Not too long ago, I was making a presentation to a prospective client, when he asked me which single metric he should stay most focused on.
I thought at that moment that he probably expected me to recommend sales, or perhaps inventory turnover, since that was what we'd been primarily discussing up to that point. But I didn't need to think twice. The metric that I recommended he focus on, day in and day out, like a laser beam, was gross margin.
Don't get me wrong. There isn't a small retailer alive who doesn't track sales and keep a tight rein on expenses, and woe to any small retailer who takes his eye off the inventory ball. But the most critical metric, and the most overlooked on an ongoing day basis, is gross margin.
Gross margin isn't something that most small retailers think of tracking on a weekly and monthly basis. They rely on their markup formulas, and assume that gross margin will naturally flow from there. But gross margin is too important to be left unattended. It's right in the middle of everything. It flows directly from sales, it's a leading indicator of profitability and cash flow, it's the dollars that cover the expenses, and it's a critical element in measuring how productive your inventory investment is.
Here are several thoughts to keep in mind about managing gross margin:
- Gross margin can be stated as gross profit dollars or as a percentage of sales, and it's critical to manage both. Gross profit dollars is what pays the bills, but gross margin percentage is the metric that you manage day in and day out to generate those gross profit dollars.
- Just about every small retail software package reports out inventory value at cost, but the better ones also report it out at retail value. This information is invaluable because it allows a small retailer to calculate the weighted markup on the current inventory, which is a leading indicator of future gross margin. Once you can project future gross margin you are in a position to manage it. And if your system can report out inventory value at cost and retail by category and subcategory, your ability to manage future gross margin becomes even more refined.

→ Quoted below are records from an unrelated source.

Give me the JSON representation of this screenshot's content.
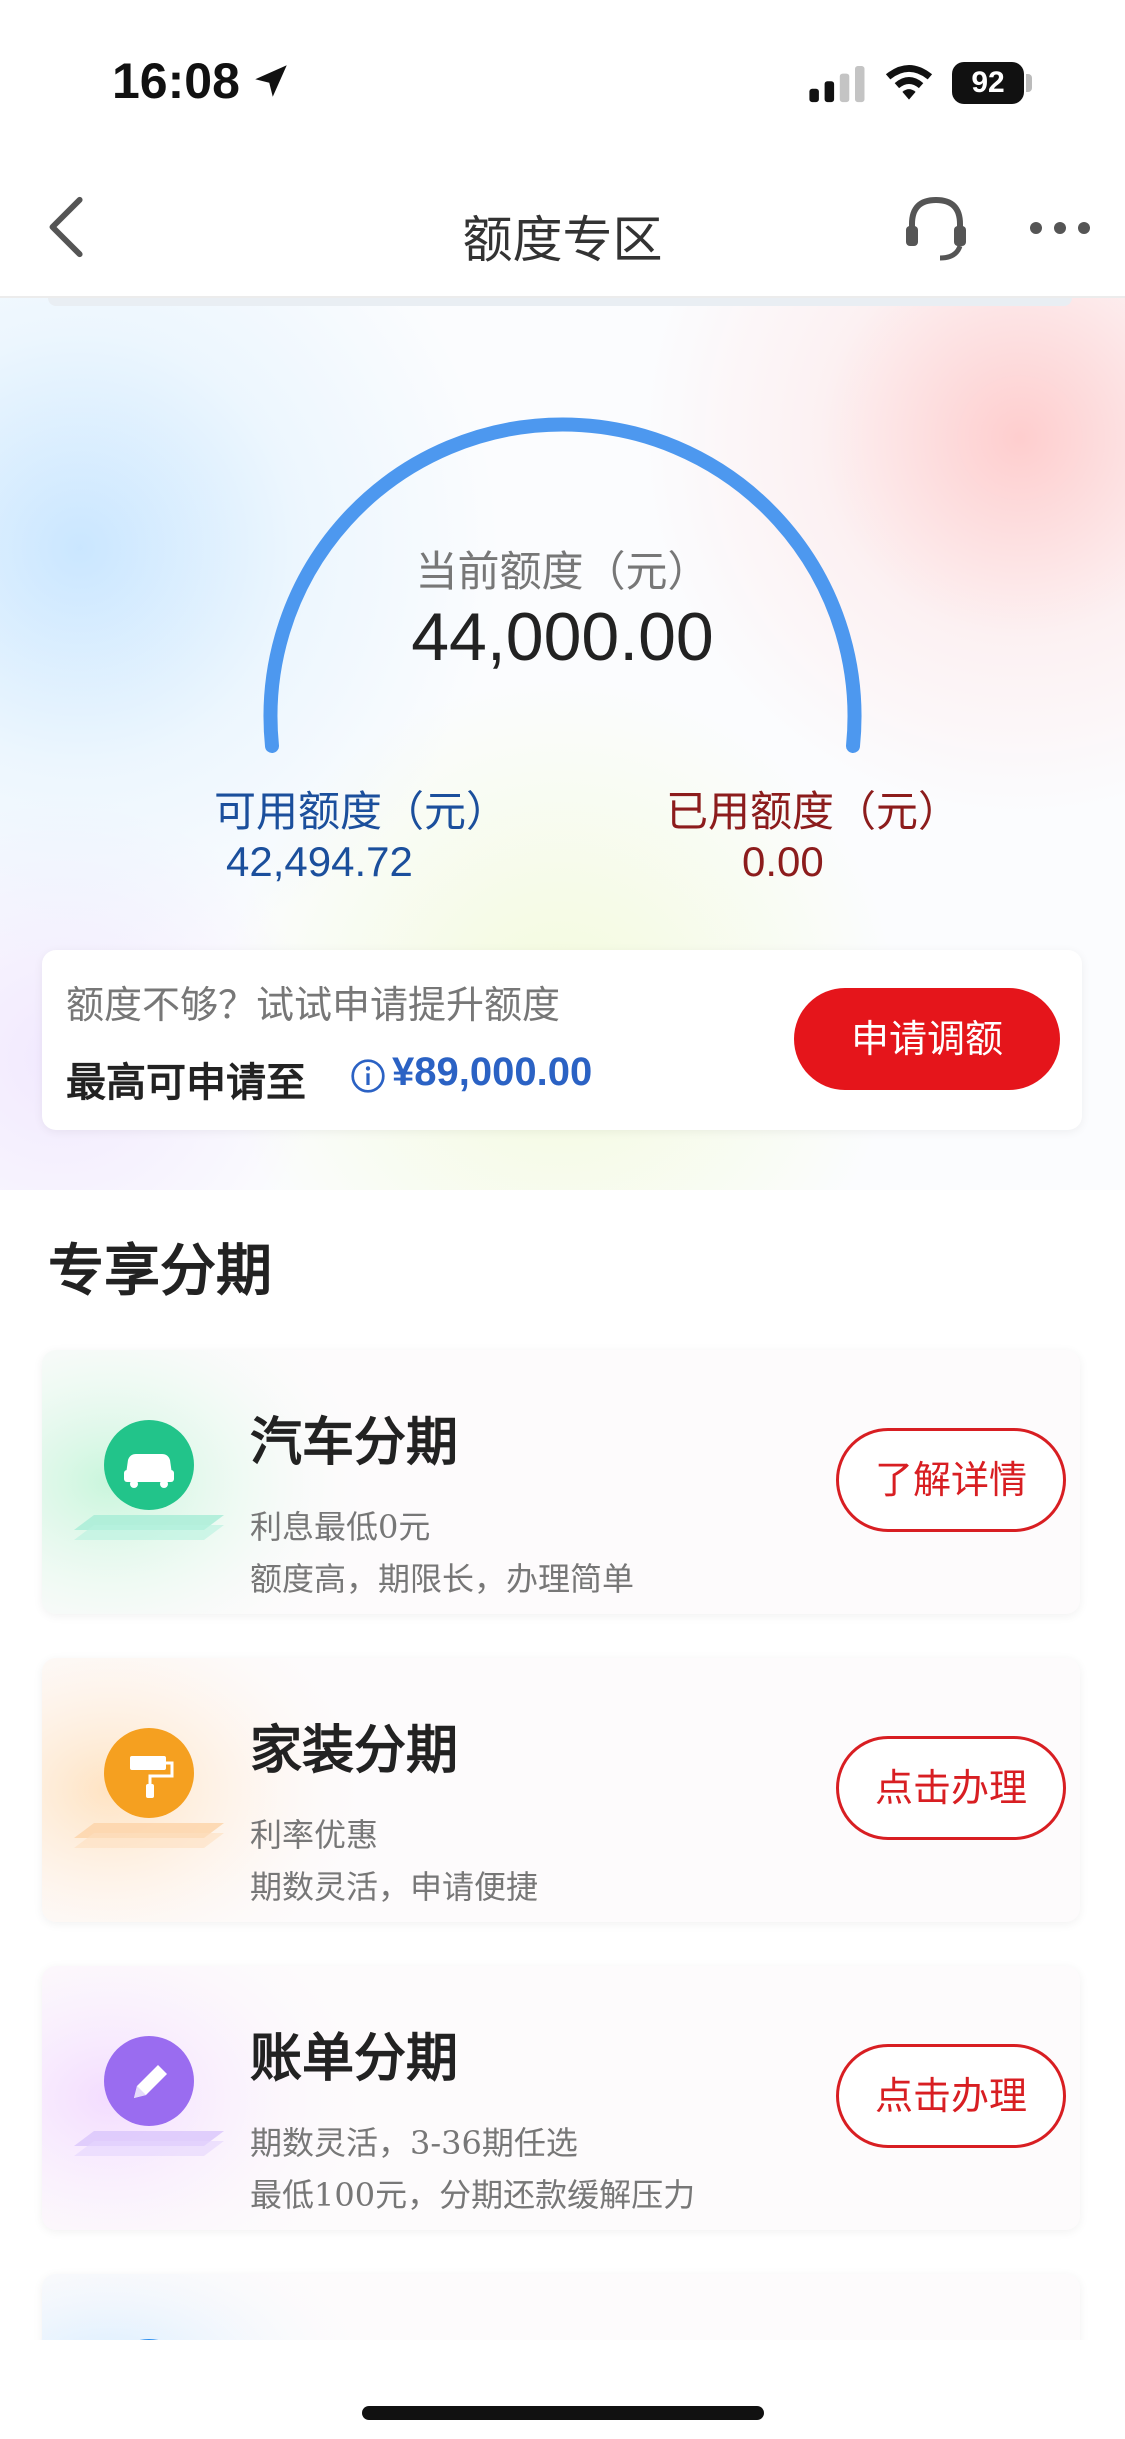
{
  "status_bar": {
    "time": "16:08",
    "battery": "92",
    "icons": [
      "location-arrow-icon",
      "signal-icon",
      "wifi-icon",
      "battery-icon"
    ]
  },
  "nav": {
    "title": "额度专区",
    "icons": [
      "back-icon",
      "customer-service-icon",
      "more-icon"
    ]
  },
  "credit": {
    "current_label": "当前额度（元）",
    "current_value": "44,000.00",
    "available_label": "可用额度（元）",
    "available_value": "42,494.72",
    "used_label": "已用额度（元）",
    "used_value": "0.00",
    "gauge_color": "#4d98ef"
  },
  "raise": {
    "hint": "额度不够？试试申请提升额度",
    "prefix": "最高可申请至",
    "amount": "¥89,000.00",
    "button": "申请调额"
  },
  "section": {
    "title": "专享分期"
  },
  "products": [
    {
      "title": "汽车分期",
      "line1": "利息最低0元",
      "line2": "额度高，期限长，办理简单",
      "button": "了解详情",
      "icon": "car-icon",
      "color": "#22c48a"
    },
    {
      "title": "家装分期",
      "line1": "利率优惠",
      "line2": "期数灵活，申请便捷",
      "button": "点击办理",
      "icon": "paint-roller-icon",
      "color": "#f5a020"
    },
    {
      "title": "账单分期",
      "line1": "期数灵活，3-36期任选",
      "line2": "最低100元，分期还款缓解压力",
      "button": "点击办理",
      "icon": "pencil-icon",
      "color": "#9a6cf0"
    }
  ],
  "colors": {
    "primary_red": "#e5151b",
    "blue_text": "#1b4f9c",
    "red_text": "#8c1c1c",
    "amount_blue": "#2b62c4"
  }
}
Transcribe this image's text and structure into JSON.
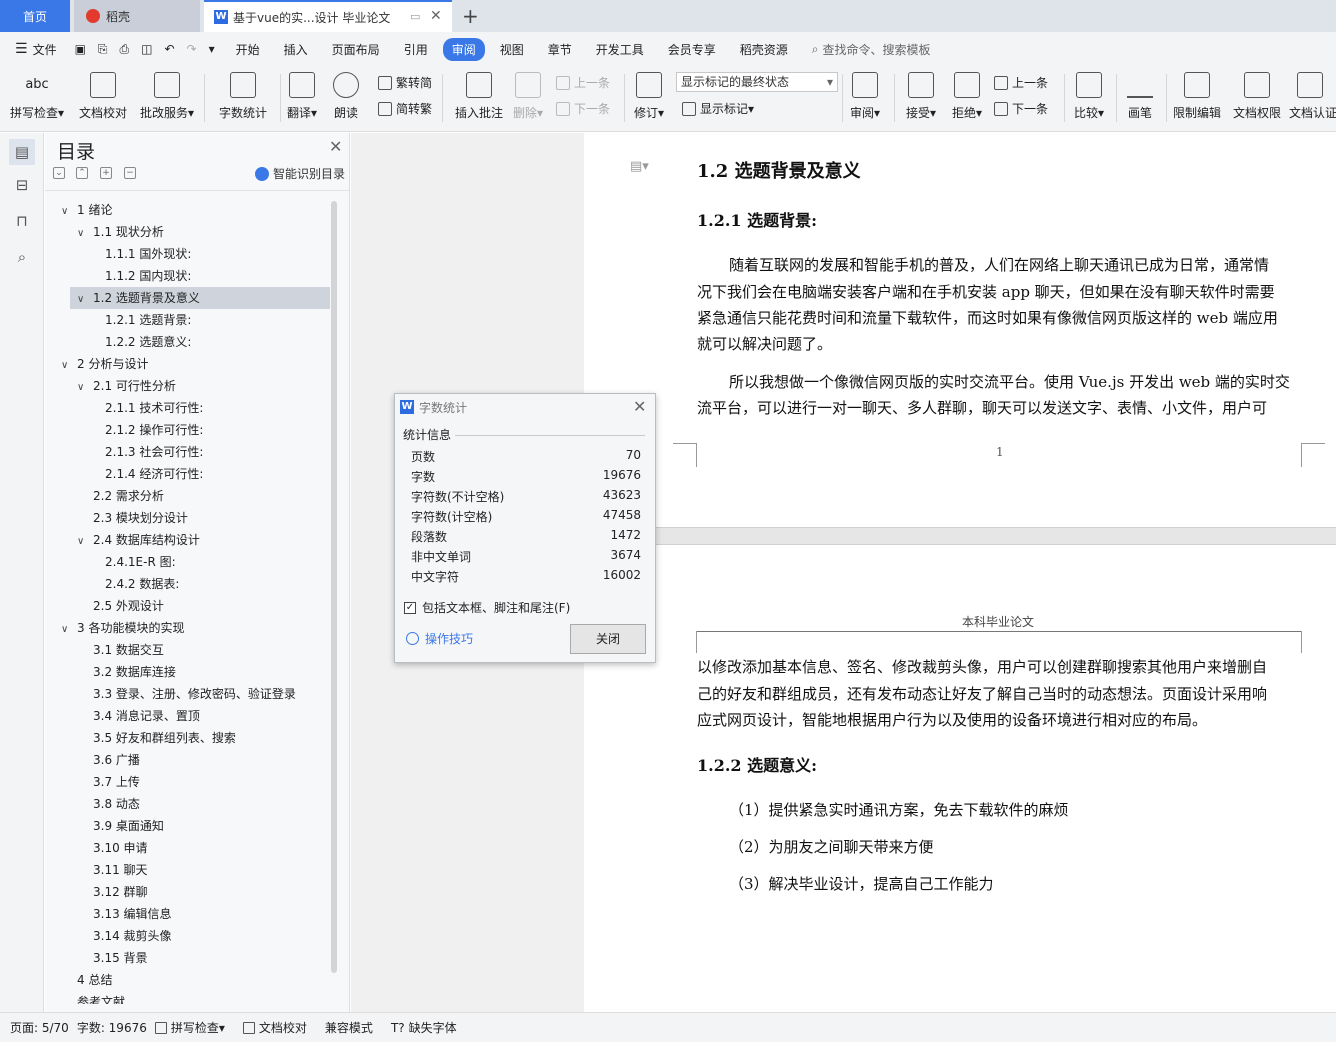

- In order to use the markup of your inventory to project your future gross margins you must understand the spread between the markup and gross margin. The markup of your inventory is frequently called initial markup, because it's where you begin. But in order to sell it, you may have to discount it, promote it or mark it down for clearance at the end of the season. Gross margin is the profit you actually earn when you sell it after any discounting or markdowns; it is frequently called maintained margin. This spread will be specific to your business, depending upon your level of promotional and clearance activity.
- Margin erosion will naturally occur unless you actively manage your markup percentages. Several factors can cause overall margins to erode, including: competitive price pressures forcing below-standard markups; vendor price increases pushing retail prices up against natural price points; and unanticipated shifts in sales mix toward lower-priced and lower-margin merchandise. Offset that erosion by challenging yourself to be continuously improving margin percentages, even if it's only by tenths of a percentage point each quarter.
- Even subtle shifts in the composition of your sales toward lower-margin departments or categories can have significant impact on your overall gross margin. Tracking the sales contribution by department and category by week or month can provide you the early warning you need in order to protect your gross margins. When you see this shift in sales composition occurring, you must aggressively look for opportunities to take additional markup to compensate, either in your existing inventory or in incoming purchases.
- Avoid standardized pricing formulas, such as keystoning, which only serve to cap your upside margin potential, and assure margin erosion. Rather, build your pricing policies around the inherent value you and your merchandise offer your customers. If, for control purposes, you feel you must impose pricing formulas on your buyers, assign formulas to each department, and even each category, that are specific to the inherent value each department or category offers your customers.
- Avoid $.99 price endings for retail price points under $10.00. At these price points, an extra nickel or dime could have a significant impact on the overall gross margin dollars generated by higher volume items. A $.99 ending locks you into an all or nothing choice of raising your retail a full dollar or standing pat, and competitive pressures will almost always force you into standing pat. Having more price points to choose from gives you more options when you think you can get an extra nickel or dime, but not a full dollar more.
- Nothing melts margins faster than markdowns. It's like an ice cube on asphalt in July. Protect your margins by managing your inventory conservatively. Every purchase you make carries some level of markdown risk. Your objective should be to minimize that risk. Excess inventory invariably exposes you to far greater margin risk than upside sales potential.
- Finally, there is most likely going to be a difference between the gross margin percentage reported by your computer system and the gross margin percentage reported on your financials. Your system is likely to include only the invoice cost in its margin calculations. Your accountant, on the other hand, will likely include additional items such as freight and vendor discounts in the calculation. Over the course of a quarter or a year, the relationship between the gross margin percentage reported by your system and the gross margin percentage reported on your financials should remain fairly constant. You can use this relationship to project the margins that will be reported on your financials from the margins being reported by your system.
Nobody likes surprises, especially small retailers. There's nothing pleasant about learning at the end of a quarter or year that profitability and cash flow aren't what they should be because gross margins came in below budget. The small retailers who actively manage their gross margins not only won't be surprised by their quarterly or annual results, they will quickly discover that profitability and cash flow will consistently beat their budget projections. And that's the name of the game.